“I intend to finish school this year and go from there,” he said Wednesday. “I don’t know if anybody is definitely coming back next year. Nobody on the team is saying much. They’re just waiting to see what happens. So I don’t know who’s coming back or who isn’t or who Coach Raveling is bringing in.”

Lewis said he has met with Raveling, Morrison’s successor.


“He didn’t say much about my future. He just wondered whether I was staying or leaving. I said, ‘I don’t really know right now. I’m just waiting to see what happens.’ ”

What concerns him and the other freshmen, Lewis said, is that Raveling is recruiting extensively, although he is technically out of scholarships after reportedly signing 6-9 forward Chris Munk of Riordan High in San Francisco to a letter of intent Wednesday night.

Scholarships will not open for Raveling unless some of the current players relinquish their grants in aid. A scholarship can’t be taken from a player unless there is justifiable cause, such as not meeting university academic standards, missing practices, or other violations of team or school regulations.

It appears to be a standoff right now. More scholarships could be become available, though, because junior center Charlie Simpson is reportedly having academic difficulty and sophomore forward Ron Young presumably will get a medical release. Young didn’t play last year because of an injured back.


Raveling said that he wants all the freshmen to return, but that the decision is theirs. When Morrison resigned under pressure to become an associate athletic director at the school, the freshmen met with Athletic Director Mike McGee and said they would prefer to play for a local coach and would consider transferring if a coach from another region was hired.
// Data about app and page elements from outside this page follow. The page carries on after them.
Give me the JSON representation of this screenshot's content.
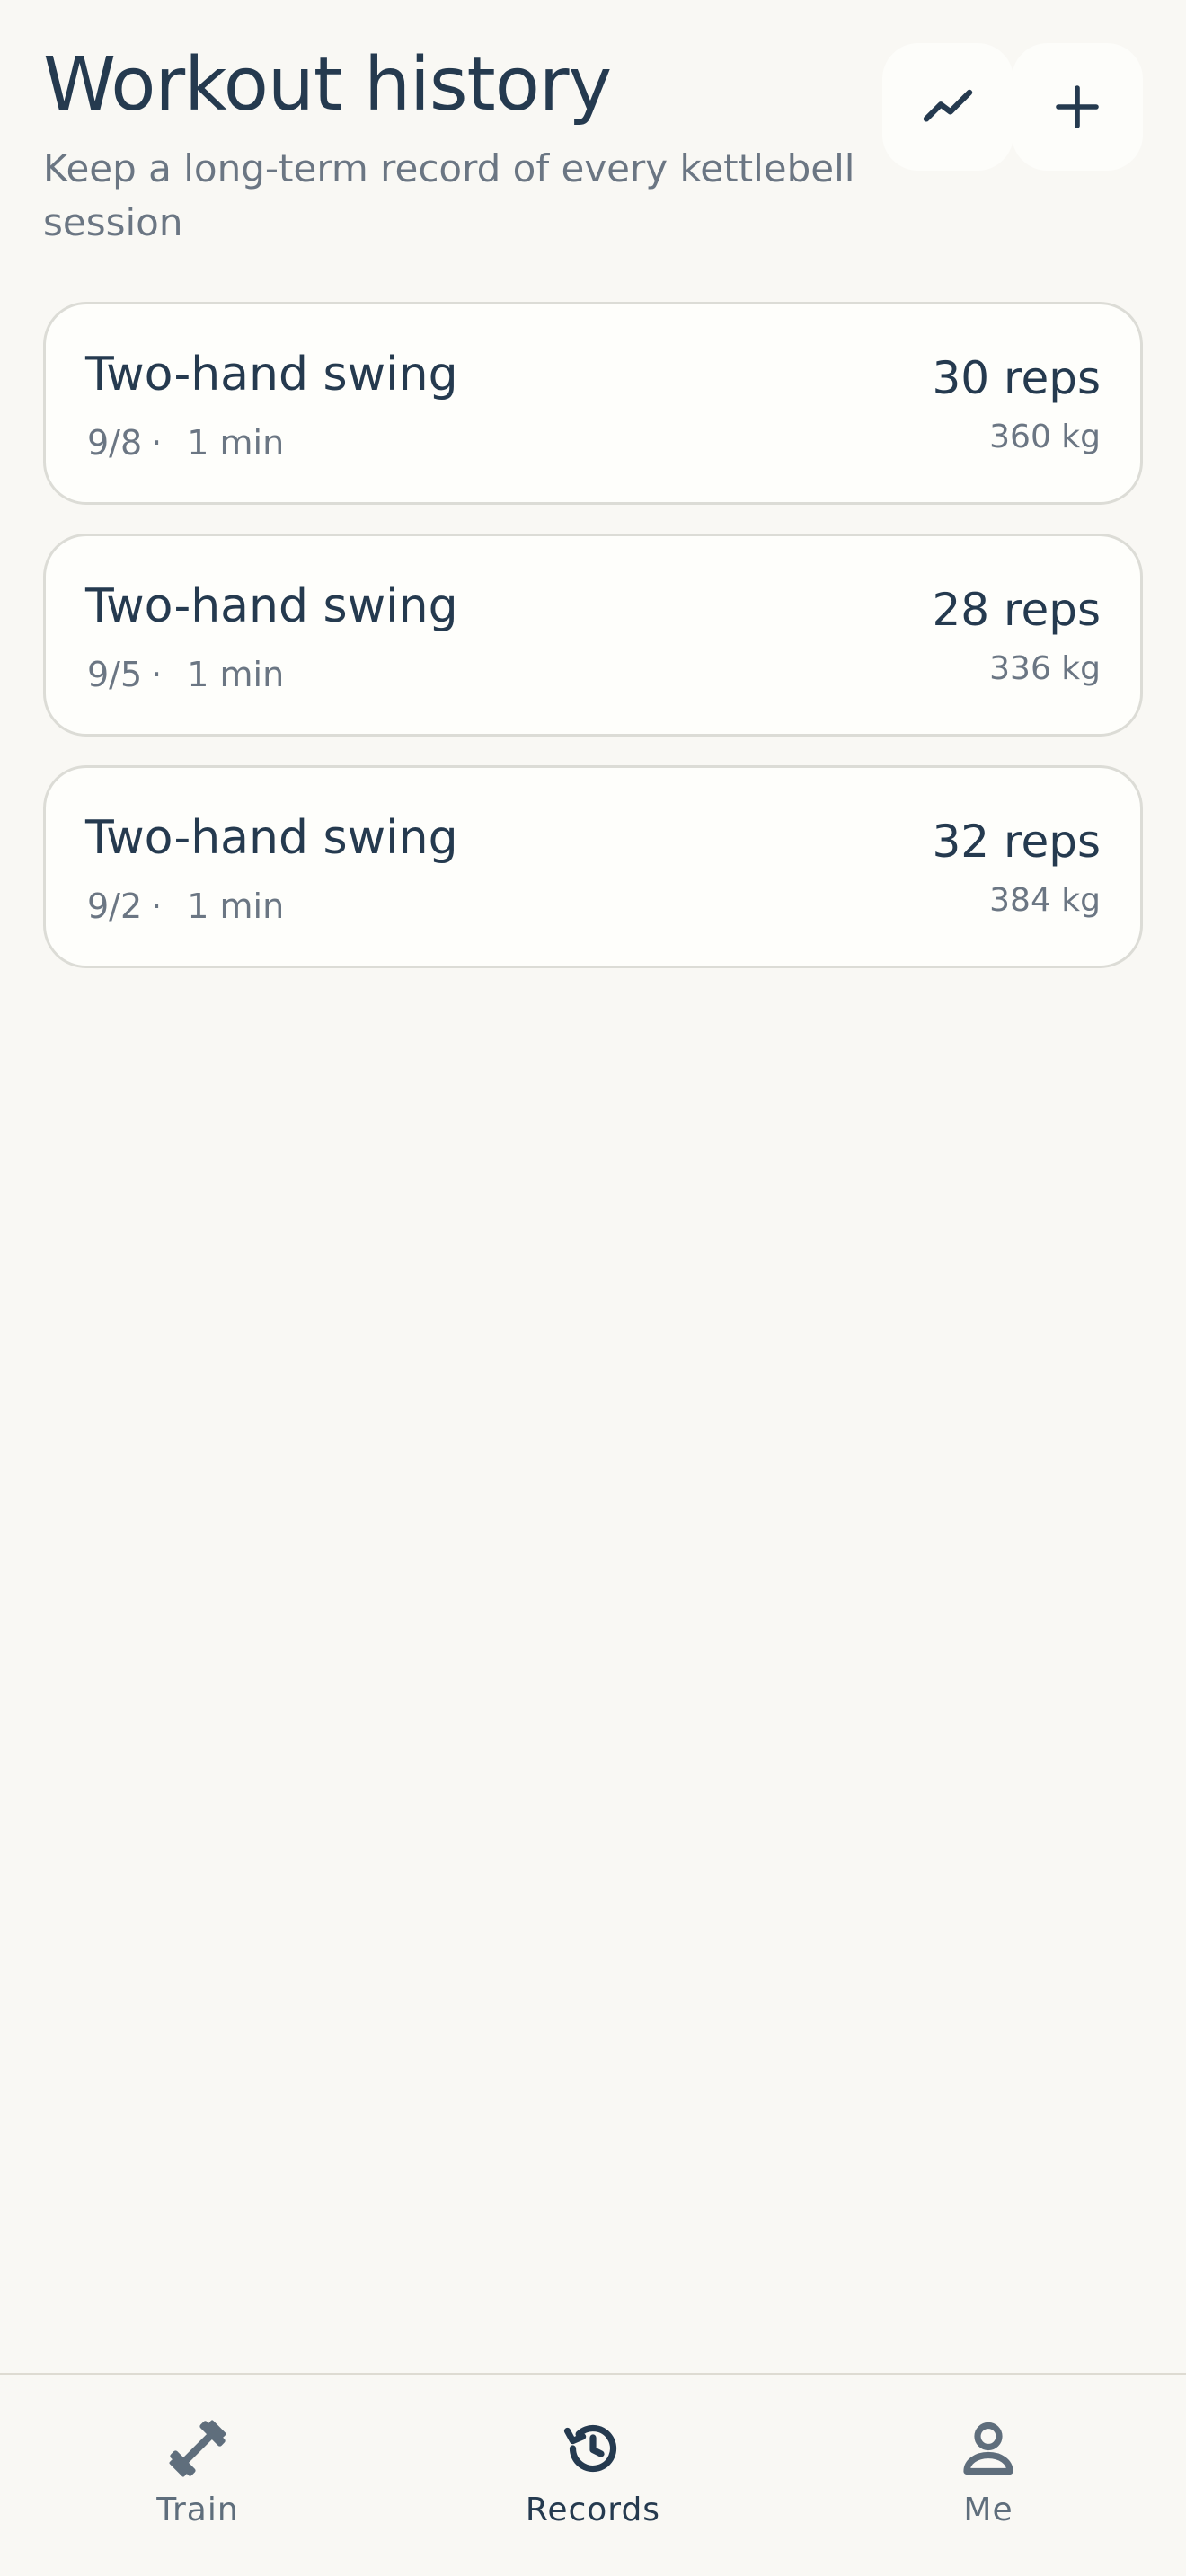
{
  "header": {
    "title": "Workout history",
    "subtitle": "Keep a long-term record of every kettlebell session"
  },
  "actions": {
    "chart_icon": "trending-up-icon",
    "add_icon": "plus-icon"
  },
  "records": [
    {
      "exercise": "Two-hand swing",
      "date": "9/8",
      "separator": "·",
      "duration": "1 min",
      "reps": "30 reps",
      "weight": "360 kg"
    },
    {
      "exercise": "Two-hand swing",
      "date": "9/5",
      "separator": "·",
      "duration": "1 min",
      "reps": "28 reps",
      "weight": "336 kg"
    },
    {
      "exercise": "Two-hand swing",
      "date": "9/2",
      "separator": "·",
      "duration": "1 min",
      "reps": "32 reps",
      "weight": "384 kg"
    }
  ],
  "nav": {
    "items": [
      {
        "label": "Train",
        "icon": "dumbbell-icon",
        "active": false
      },
      {
        "label": "Records",
        "icon": "history-icon",
        "active": true
      },
      {
        "label": "Me",
        "icon": "person-icon",
        "active": false
      }
    ]
  },
  "colors": {
    "background": "#f9f8f4",
    "text_primary": "#253a4f",
    "text_secondary": "#6b7683",
    "card_border": "#dcdcd6"
  }
}
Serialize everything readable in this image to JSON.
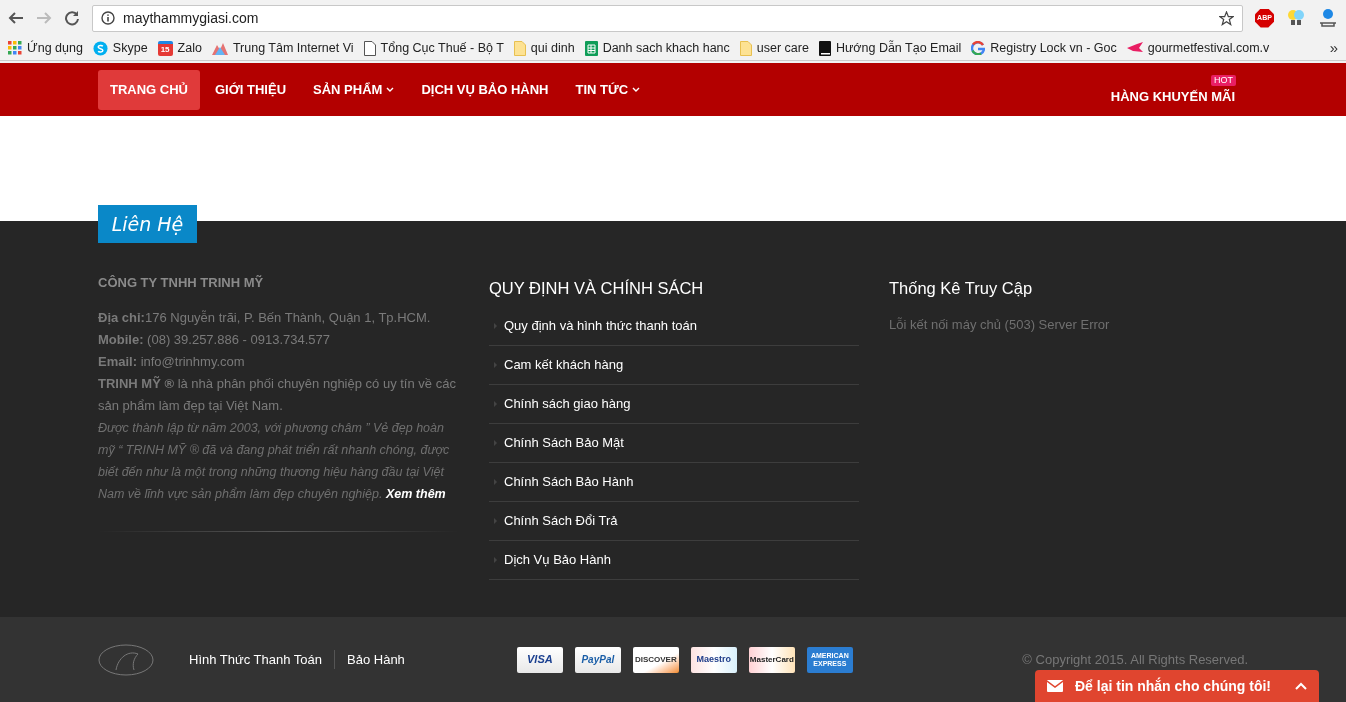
{
  "browser": {
    "url": "maythammygiasi.com",
    "bookmarks": [
      {
        "kind": "apps",
        "label": "Ứng dụng"
      },
      {
        "kind": "skype",
        "label": "Skype"
      },
      {
        "kind": "zalo",
        "label": "Zalo",
        "badge": "15"
      },
      {
        "kind": "image",
        "label": "Trung Tâm Internet Vi"
      },
      {
        "kind": "page",
        "label": "Tổng Cục Thuế - Bộ T"
      },
      {
        "kind": "folder",
        "label": "qui dinh"
      },
      {
        "kind": "sheet",
        "label": "Danh sach khach hanc"
      },
      {
        "kind": "folder",
        "label": "user care"
      },
      {
        "kind": "book",
        "label": "Hướng Dẫn Tạo Email"
      },
      {
        "kind": "google",
        "label": "Registry Lock vn - Goc"
      },
      {
        "kind": "logo",
        "label": "gourmetfestival.com.v"
      }
    ],
    "more": "»",
    "abp": "ABP"
  },
  "nav": {
    "items": [
      {
        "label": "TRANG CHỦ",
        "selected": true,
        "dropdown": false
      },
      {
        "label": "GIỚI THIỆU",
        "selected": false,
        "dropdown": false
      },
      {
        "label": "SẢN PHẨM",
        "selected": false,
        "dropdown": true
      },
      {
        "label": "DỊCH VỤ BẢO HÀNH",
        "selected": false,
        "dropdown": false
      },
      {
        "label": "TIN TỨC",
        "selected": false,
        "dropdown": true
      }
    ],
    "promo": {
      "label": "HÀNG KHUYẾN MÃI",
      "badge": "HOT"
    }
  },
  "footer": {
    "tab": "Liên Hệ",
    "company": {
      "name": "CÔNG TY TNHH TRINH MỸ",
      "lines": [
        "**Địa chỉ:**176 Nguyễn trãi, P. Bến Thành, Quận 1, Tp.HCM.",
        "**Mobile:** (08) 39.257.886 - 0913.734.577",
        "**Email:** info@trinhmy.com",
        "**TRINH MỸ ®** là nhà phân phối chuyên nghiệp có uy tín về các sản phẩm làm đẹp tại Việt Nam."
      ],
      "intro": "Được thành lập từ năm 2003, với phương châm ” Vẻ đẹp hoàn mỹ “ TRINH MỸ ® đã và đang phát triển rất nhanh chóng, được biết đến như là một trong những thương hiệu hàng đầu tại Việt Nam về lĩnh vực sản phẩm làm đẹp chuyên nghiệp.",
      "more": "Xem thêm"
    },
    "policies": {
      "title": "QUY ĐỊNH VÀ CHÍNH SÁCH",
      "items": [
        "Quy định và hình thức thanh toán",
        "Cam kết khách hàng",
        "Chính sách giao hàng",
        "Chính Sách Bảo Mật",
        "Chính Sách Bảo Hành",
        "Chính Sách Đổi Trả",
        "Dịch Vụ Bảo Hành"
      ]
    },
    "stats": {
      "title": "Thống Kê Truy Cập",
      "message": "Lỗi kết nối máy chủ (503) Server Error"
    }
  },
  "bottom": {
    "links": [
      "Hình Thức Thanh Toán",
      "Bảo Hành"
    ],
    "cards": [
      {
        "kind": "visa",
        "label": "VISA"
      },
      {
        "kind": "paypal",
        "label": "PayPal"
      },
      {
        "kind": "discover",
        "label": "DISCOVER"
      },
      {
        "kind": "maestro",
        "label": "Maestro"
      },
      {
        "kind": "mastercard",
        "label": "MasterCard"
      },
      {
        "kind": "amex",
        "label": "AMERICAN EXPRESS"
      }
    ],
    "copyright": "© Copyright 2015. All Rights Reserved.",
    "chat": "Để lại tin nhắn cho chúng tôi!"
  }
}
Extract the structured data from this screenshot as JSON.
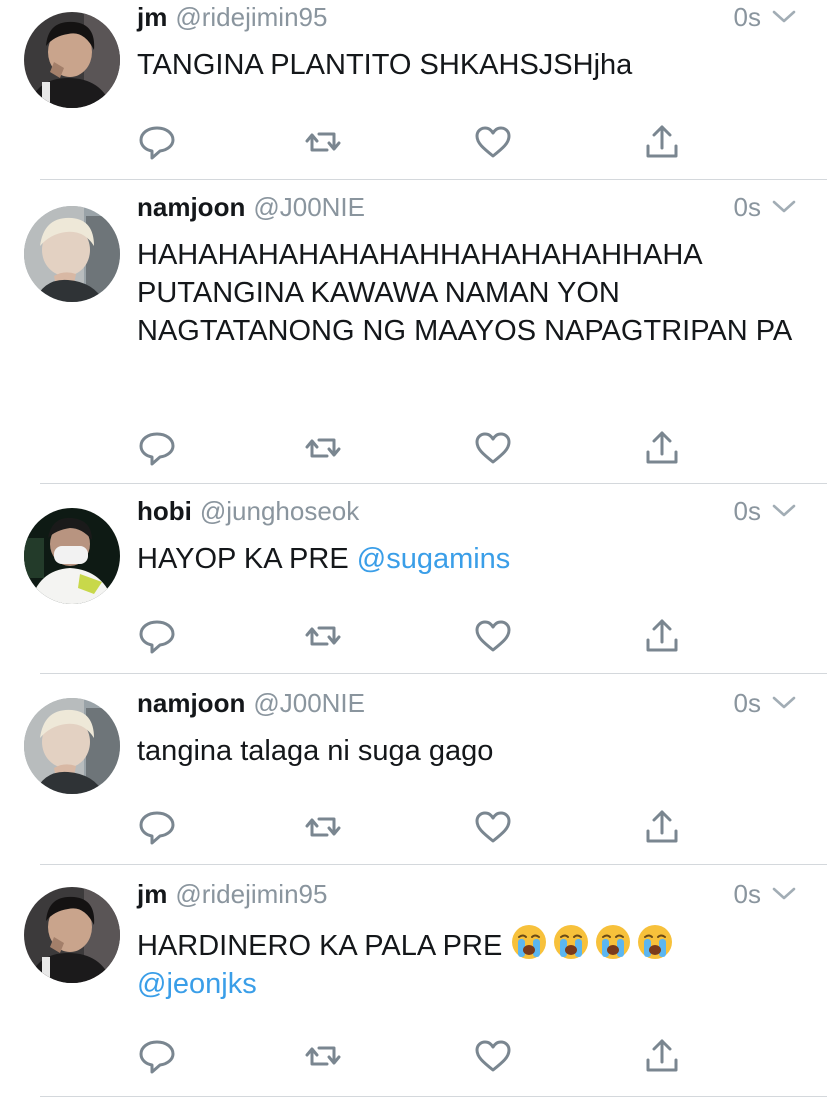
{
  "tweets": [
    {
      "name": "jm",
      "handle": "@ridejimin95",
      "time": "0s",
      "avatar": "avatar-jm",
      "segments": [
        {
          "text": "TANGINA PLANTITO SHKAHSJSHjha",
          "type": "text"
        }
      ]
    },
    {
      "name": "namjoon",
      "handle": "@J00NIE",
      "time": "0s",
      "avatar": "avatar-namjoon",
      "segments": [
        {
          "text": "HAHAHAHAHAHAHAHHAHAHAHAHHAHA PUTANGINA KAWAWA NAMAN YON NAGTATANONG NG MAAYOS NAPAGTRIPAN PA",
          "type": "text"
        }
      ]
    },
    {
      "name": "hobi",
      "handle": "@junghoseok",
      "time": "0s",
      "avatar": "avatar-hobi",
      "segments": [
        {
          "text": "HAYOP KA PRE ",
          "type": "text"
        },
        {
          "text": "@sugamins",
          "type": "mention"
        }
      ]
    },
    {
      "name": "namjoon",
      "handle": "@J00NIE",
      "time": "0s",
      "avatar": "avatar-namjoon",
      "segments": [
        {
          "text": "tangina talaga ni suga gago",
          "type": "text"
        }
      ]
    },
    {
      "name": "jm",
      "handle": "@ridejimin95",
      "time": "0s",
      "avatar": "avatar-jm",
      "segments": [
        {
          "text": "HARDINERO KA PALA PRE ",
          "type": "text"
        },
        {
          "text": "loudly-crying-face",
          "type": "emoji"
        },
        {
          "text": "loudly-crying-face",
          "type": "emoji"
        },
        {
          "text": "loudly-crying-face",
          "type": "emoji"
        },
        {
          "text": "loudly-crying-face",
          "type": "emoji"
        },
        {
          "text": "\n",
          "type": "text"
        },
        {
          "text": "@jeonjks",
          "type": "mention"
        }
      ]
    }
  ],
  "icons": {
    "reply": "reply-icon",
    "retweet": "retweet-icon",
    "like": "heart-icon",
    "share": "share-icon",
    "menu": "chevron-down-icon"
  },
  "colors": {
    "text": "#14171a",
    "muted": "#8a959e",
    "mention": "#3a9ee8",
    "separator": "#d4d8dc",
    "icon": "#7a8690"
  }
}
Raveling doesn’t quite fit this mold because he was Washington State’s coach for 11 years before becoming Iowa’s coach.

“We told Mr. McGee that we’re all sticking together,” Lewis said last month. “If one of us doesn’t like the new coach and says he’s going, I think all of us would follow him.”

It was believed at the time, though, that the freshmen made their stand in the emotional environment of losing their coach, Morrison, and that time would temper their outlook on the situation.


That may not be the case.

Lewis said that there have been a lot of recruits on campus and that Raveling’s assistants have introduced the players to some of them.

It has also been reported that BYU forward Allen Pollard and Iowa guard Roy Marble plan to transfer to USC.

Although Raveling doesn’t have the necessary scholarships now to accommodate the players he is recruiting, he said he’s in the process of defensive recruiting, presumably meaning that he’ll have players available if there is a mass defection.


A school is allowed 15 basketball scholarships at the start of the school year in the fall.

It has been learned that some of the freshmen don’t believe that Raveling cares whether they stay or go and that his active recruiting is evidence of that.

Lewis said that Grande, his roommate on campus, was told by Raveling that he wants to convert him to an off-guard, although he played point guard through high school and while alternating with Larry Friend last season.

Raveling confirmed that he has asked Grande to play the point guard position, adding: “That’s a coaching decision and I don’t think it does anybody any good to make any public disclosures of how I’m trying to put a team together. There is nothing definite now.”


It is believed that Kimble, a member of the All-Pac 10 freshman team, and Gathers, who were recruited from Philadelphia, are seriously considering transferring. Sources say that Raveling has met with Gathers only briefly and has yet to meet with Kimble, although he has said his door is open if any player wants to see him.